[Assigned task] An exact copy of all the data is required, with pictures left out.

(Dataset rows describing interfaces)
- - -

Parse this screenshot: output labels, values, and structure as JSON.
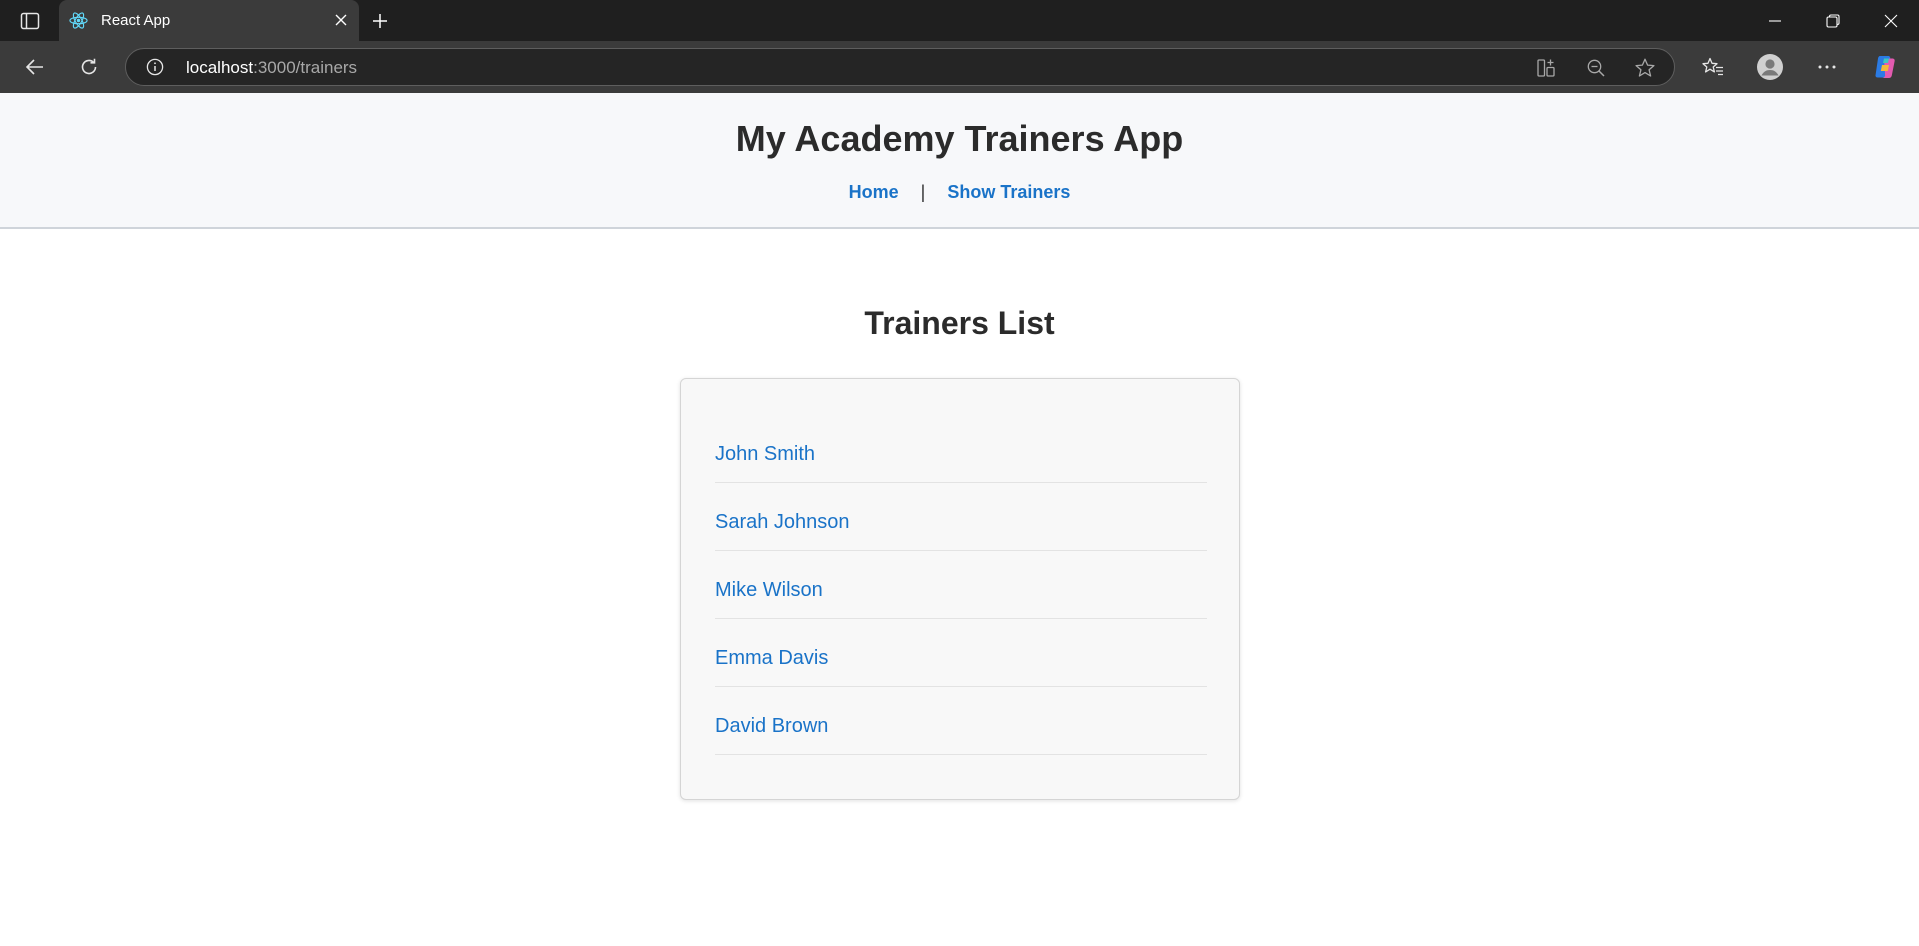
{
  "browser": {
    "tab_title": "React App",
    "url_host": "localhost",
    "url_path": ":3000/trainers",
    "icons": [
      "tab-actions-icon",
      "react-favicon-icon",
      "close-icon",
      "plus-icon",
      "minimize-icon",
      "restore-icon",
      "close-window-icon",
      "back-icon",
      "refresh-icon",
      "info-icon",
      "apps-icon",
      "zoom-out-icon",
      "star-icon",
      "favorites-icon",
      "profile-icon",
      "more-icon",
      "copilot-icon"
    ]
  },
  "header": {
    "title": "My Academy Trainers App",
    "nav": {
      "home": "Home",
      "separator": "|",
      "show_trainers": "Show Trainers"
    }
  },
  "main": {
    "title": "Trainers List",
    "trainers": [
      {
        "name": "John Smith"
      },
      {
        "name": "Sarah Johnson"
      },
      {
        "name": "Mike Wilson"
      },
      {
        "name": "Emma Davis"
      },
      {
        "name": "David Brown"
      }
    ]
  },
  "colors": {
    "link": "#1a73c8",
    "heading": "#2b2b2b",
    "header_bg": "#f7f8fa",
    "card_bg": "#f8f8f8"
  }
}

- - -

[Answer below]
Parse this screenshot: output labels, values, and structure as JSON.
{
  "browser": {
    "tab_title": "React App",
    "url_host": "localhost",
    "url_path": ":3000/trainers",
    "icons": [
      "tab-actions-icon",
      "react-favicon-icon",
      "close-icon",
      "plus-icon",
      "minimize-icon",
      "restore-icon",
      "close-window-icon",
      "back-icon",
      "refresh-icon",
      "info-icon",
      "apps-icon",
      "zoom-out-icon",
      "star-icon",
      "favorites-icon",
      "profile-icon",
      "more-icon",
      "copilot-icon"
    ]
  },
  "header": {
    "title": "My Academy Trainers App",
    "nav": {
      "home": "Home",
      "separator": "|",
      "show_trainers": "Show Trainers"
    }
  },
  "main": {
    "title": "Trainers List",
    "trainers": [
      {
        "name": "John Smith"
      },
      {
        "name": "Sarah Johnson"
      },
      {
        "name": "Mike Wilson"
      },
      {
        "name": "Emma Davis"
      },
      {
        "name": "David Brown"
      }
    ]
  },
  "colors": {
    "link": "#1a73c8",
    "heading": "#2b2b2b",
    "header_bg": "#f7f8fa",
    "card_bg": "#f8f8f8"
  }
}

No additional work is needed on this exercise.